Keywords: Juliette Lopès-Rastoul-Henry, Victor Hugo

WALLACE KIRSOP, A Hitherto Unnoticed Image of Francis de Castelnau, French Consul General in Melbourne 1863–1877

The recent purchase by the Baillieu Library of the University of Melbourne and the State Library of Victoria, of the former Ploos van Amstel collection of nineteenth-century illustrated Australian newspapers, has brought to light a previously unknown image of Francis de Castelnau. The note documents the occasion and transcribes the text of the accompanying article in The Argus of 11 July 1863.

Keywords: Francis de Castelnau, Ploos van Amstel

NATALIE EDWARDS, An Interview with Catherine Rey: Écrire entre deux langues/Writing between two languages

This note is the transcription of an interview with the French writer now living in Australia who has recently published her first novel in English. Two previous novels had been translated into English. The interview explores issues of translation, voice and how it is defined to a certain extent by voice and the creative process.

Keywords: Catherine Rey, translation, The Lovers, Stepping Out, The Spruiker’s Tale

JANE GILMOUR AND ELAINE LEWIS, The Morning Star Tapestry in the Sir John Monash Centre, Villers-Bretonneux

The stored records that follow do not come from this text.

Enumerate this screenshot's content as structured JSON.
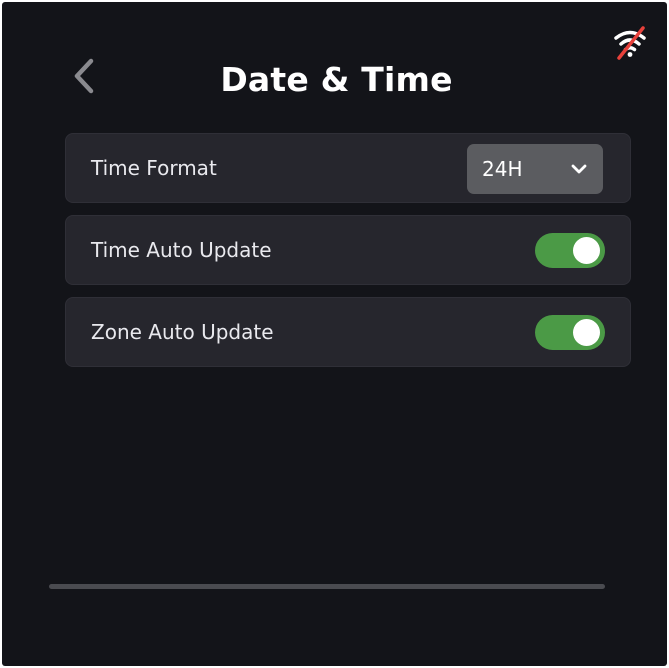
{
  "header": {
    "title": "Date & Time",
    "back_icon": "chevron-left-icon",
    "status_icon": "wifi-off-icon"
  },
  "settings": {
    "time_format": {
      "label": "Time Format",
      "value": "24H",
      "icon": "chevron-down-icon"
    },
    "time_auto_update": {
      "label": "Time Auto Update",
      "enabled": true
    },
    "zone_auto_update": {
      "label": "Zone Auto Update",
      "enabled": true
    }
  },
  "colors": {
    "background": "#131419",
    "card": "#26262d",
    "toggle_on": "#4b9a46",
    "dropdown": "#5b5c60",
    "wifi_off_slash": "#e8413b"
  }
}
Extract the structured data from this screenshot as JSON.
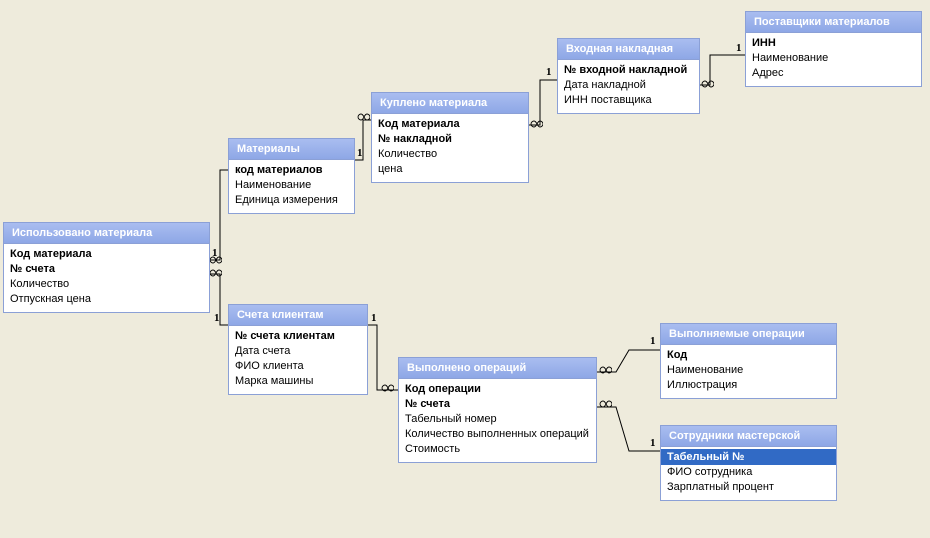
{
  "tables": {
    "used_material": {
      "title": "Использовано материала",
      "fields": [
        "Код материала",
        "№ счета",
        "Количество",
        "Отпускная цена"
      ]
    },
    "materials": {
      "title": "Материалы",
      "fields": [
        "код материалов",
        "Наименование",
        "Единица измерения"
      ]
    },
    "bought_material": {
      "title": "Куплено материала",
      "fields": [
        "Код материала",
        "№ накладной",
        "Количество",
        "цена"
      ]
    },
    "incoming_invoice": {
      "title": "Входная накладная",
      "fields": [
        "№ входной накладной",
        "Дата накладной",
        "ИНН поставщика"
      ]
    },
    "suppliers": {
      "title": "Поставщики материалов",
      "fields": [
        "ИНН",
        "Наименование",
        "Адрес"
      ]
    },
    "client_accounts": {
      "title": "Счета клиентам",
      "fields": [
        "№ счета клиентам",
        "Дата счета",
        "ФИО клиента",
        "Марка машины"
      ]
    },
    "operations_done": {
      "title": "Выполнено операций",
      "fields": [
        "Код операции",
        "№ счета",
        "Табельный номер",
        "Количество выполненных операций",
        "Стоимость"
      ]
    },
    "operations": {
      "title": "Выполняемые операции",
      "fields": [
        "Код",
        "Наименование",
        "Иллюстрация"
      ]
    },
    "employees": {
      "title": "Сотрудники мастерской",
      "fields": [
        "Табельный №",
        "ФИО сотрудника",
        "Зарплатный процент"
      ]
    }
  },
  "labels": {
    "one": "1"
  }
}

This note documents the opening of the Sir John Monash Centre in Villers-Bretonneux on 24 April 2018 and the creative process and production of the Morning Star Tapestry, designed by artists Charles Green and Lyndell Brown and produced by the Australian Tapestry Workshop in Melbourne, for permanent display in the Centre.

Keywords: Sir John Monash Centre, Australian Tapestry Workshop, Villers-Bretonneux, Morning Star tapestry

PETER HODGES, French-Australian Encounters, Number 1

This encounter describes a chance meeting with l’Association Internationale des Amis de Pierre Loti when they came to visit the grave in a nearby neighbour’s field, where the wife of Pierre Loti was buried.

Keywords: Pierre Loti, Blanche de Ferrière, La Birondie

BOOK NOTES

Their Fathers’ Land: For King and Empire, by Paul Wenz, introduced and translated by Marie Ramsland and The Thorn in the Flesh, by Paul Wenz, with an introduction by Helen Garner translated by Maurice Blackman, notes by Ivan Barko

Food for Friends, by Babette Hayes with illustrations by Francis Yin, notes by Patricia Clancy

ELAINE LEWIS, French-Australian Bibliographic Notes